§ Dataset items

====================

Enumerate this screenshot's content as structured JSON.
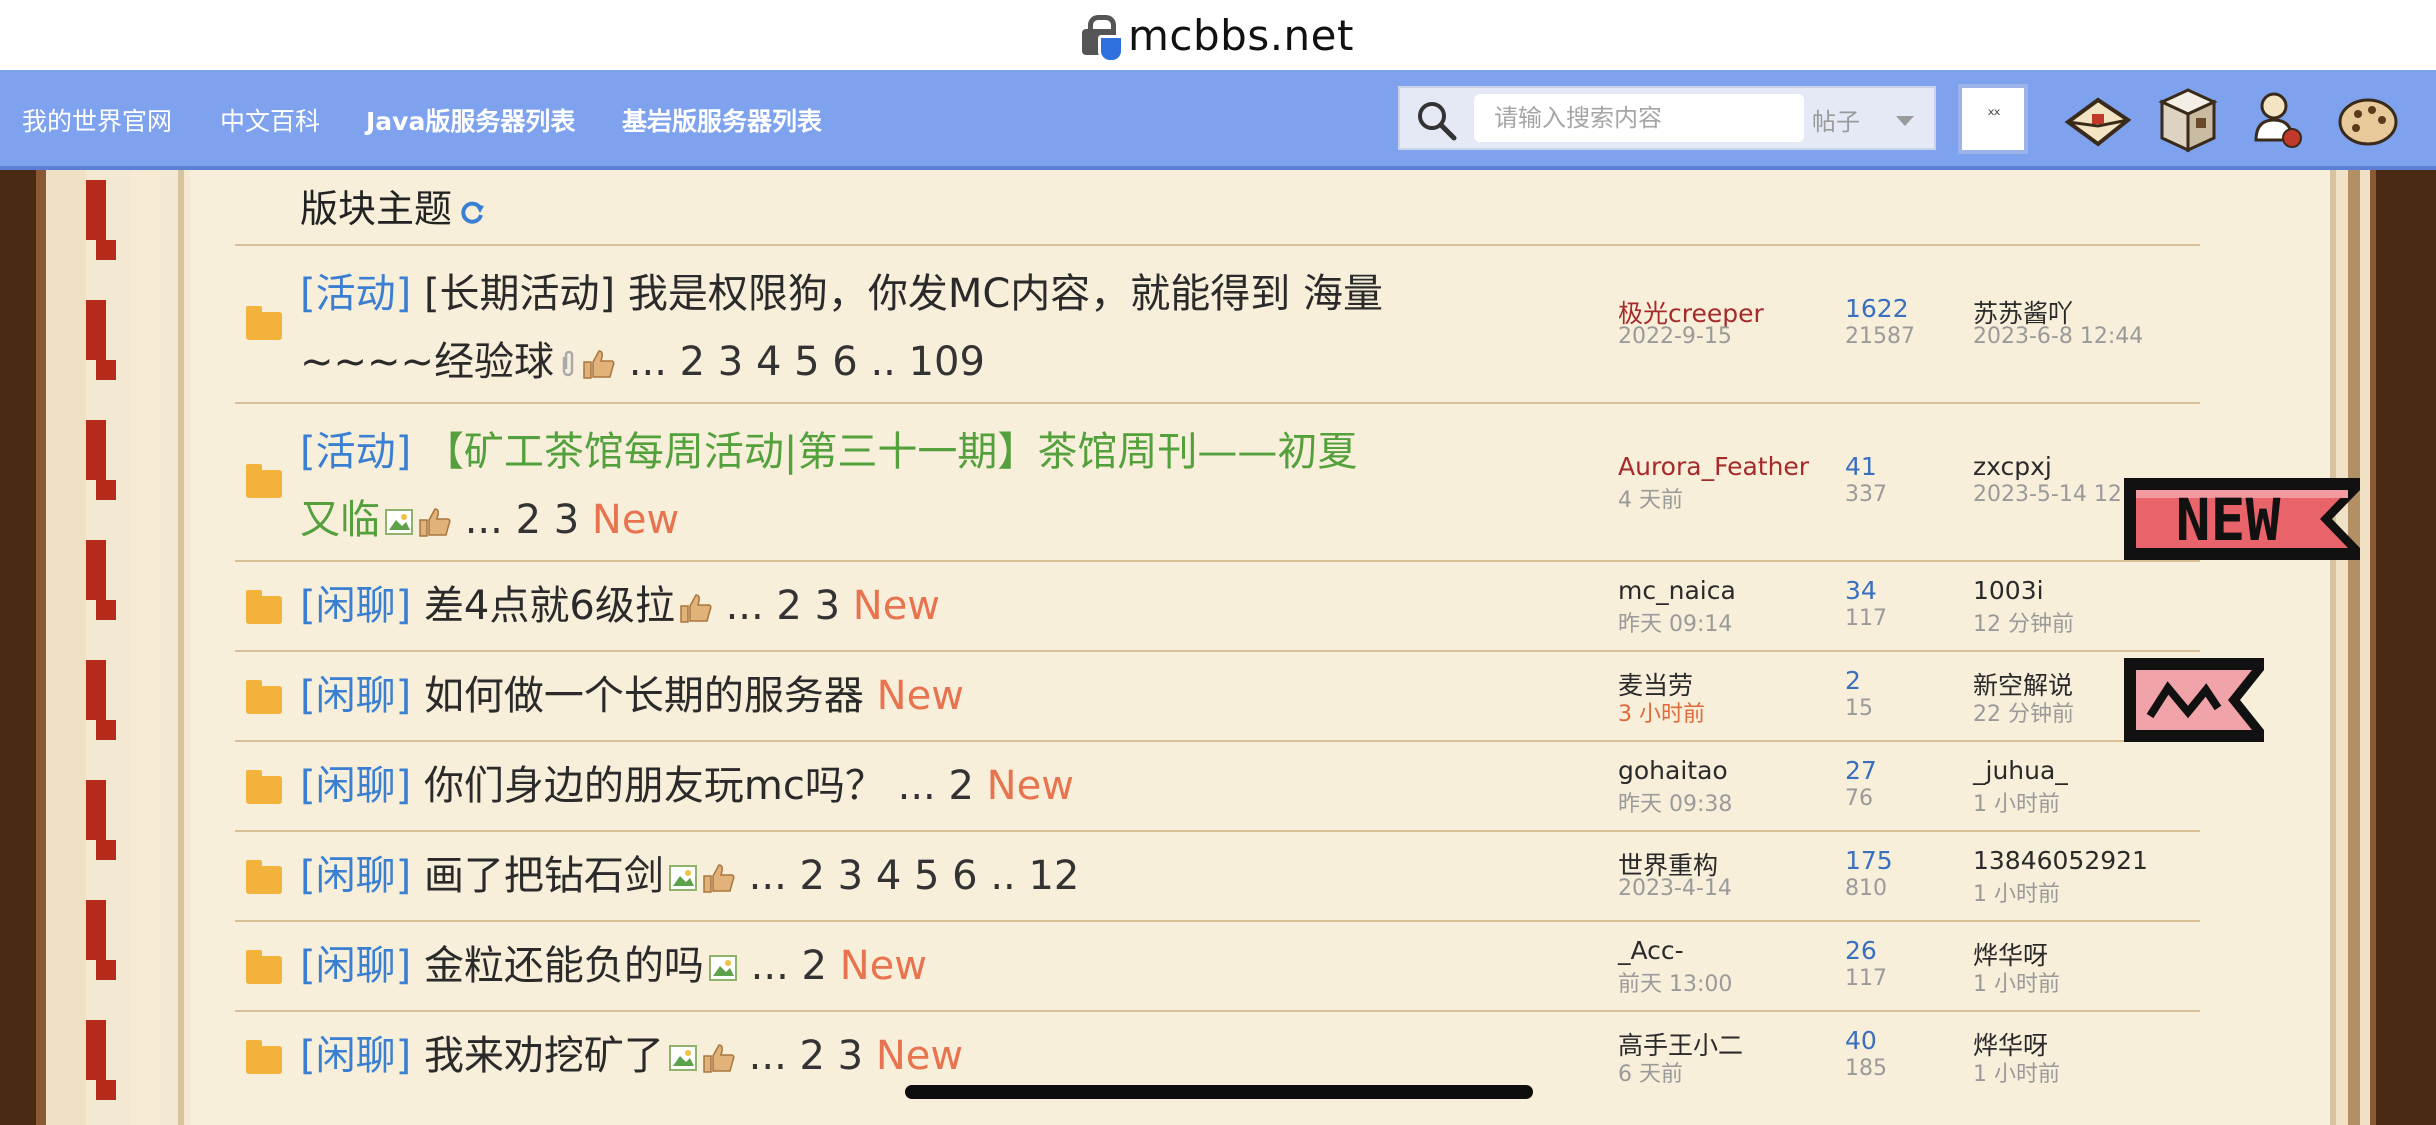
{
  "browser": {
    "url": "mcbbs.net"
  },
  "nav": {
    "links": [
      "我的世界官网",
      "中文百科",
      "Java版服务器列表",
      "基岩版服务器列表"
    ],
    "search_placeholder": "请输入搜索内容",
    "search_scope": "帖子",
    "close_label": "ˣˣ",
    "icons": [
      "letter-icon",
      "furnace-icon",
      "potion-icon",
      "palette-icon"
    ]
  },
  "section": {
    "title": "版块主题"
  },
  "threads": [
    {
      "type": "[活动]",
      "title_line1": "[长期活动] 我是权限狗，你发MC内容，就能得到 海量",
      "title_line2": "~~~~经验球",
      "pages": "... 2  3  4  5  6 .. 109",
      "new": "",
      "author": "极光creeper",
      "date": "2022-9-15",
      "replies": "1622",
      "views": "21587",
      "last_user": "苏苏酱吖",
      "last_date": "2023-6-8 12:44"
    },
    {
      "type": "[活动]",
      "title_line1": "【矿工茶馆每周活动|第三十一期】茶馆周刊——初夏",
      "title_line2": "又临",
      "pages": "... 2  3",
      "new": "New",
      "author": "Aurora_Feather",
      "date": "4 天前",
      "replies": "41",
      "views": "337",
      "last_user": "zxcpxj",
      "last_date": "2023-5-14 12:4"
    },
    {
      "type": "[闲聊]",
      "title": "差4点就6级拉",
      "pages": "... 2  3",
      "new": "New",
      "author": "mc_naica",
      "date": "昨天 09:14",
      "replies": "34",
      "views": "117",
      "last_user": "1003i",
      "last_date": "12 分钟前"
    },
    {
      "type": "[闲聊]",
      "title": "如何做一个长期的服务器",
      "pages": "",
      "new": "New",
      "author": "麦当劳",
      "date": "3 小时前",
      "replies": "2",
      "views": "15",
      "last_user": "新空解说",
      "last_date": "22 分钟前"
    },
    {
      "type": "[闲聊]",
      "title": "你们身边的朋友玩mc吗？",
      "pages": "... 2",
      "new": "New",
      "author": "gohaitao",
      "date": "昨天 09:38",
      "replies": "27",
      "views": "76",
      "last_user": "_juhua_",
      "last_date": "1 小时前"
    },
    {
      "type": "[闲聊]",
      "title": "画了把钻石剑",
      "pages": "... 2  3  4  5  6 .. 12",
      "new": "",
      "author": "世界重构",
      "date": "2023-4-14",
      "replies": "175",
      "views": "810",
      "last_user": "13846052921",
      "last_date": "1 小时前"
    },
    {
      "type": "[闲聊]",
      "title": "金粒还能负的吗",
      "pages": "... 2",
      "new": "New",
      "author": "_Acc-",
      "date": "前天 13:00",
      "replies": "26",
      "views": "117",
      "last_user": "烨华呀",
      "last_date": "1 小时前"
    },
    {
      "type": "[闲聊]",
      "title": "我来劝挖矿了",
      "pages": "... 2  3",
      "new": "New",
      "author": "高手王小二",
      "date": "6 天前",
      "replies": "40",
      "views": "185",
      "last_user": "烨华呀",
      "last_date": "1 小时前"
    }
  ],
  "badges": {
    "new_badge": "NEW"
  },
  "colors": {
    "nav_bg": "#7fa2ee",
    "type_tag": "#3a7fd2",
    "new_tag": "#e8734f",
    "page_bg": "#f7efda"
  }
}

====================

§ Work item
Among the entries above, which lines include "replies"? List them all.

§ Task output
      "replies": "1622",
      "replies": "41",
      "replies": "34",
      "replies": "2",
      "replies": "27",
      "replies": "175",
      "replies": "26",
      "replies": "40",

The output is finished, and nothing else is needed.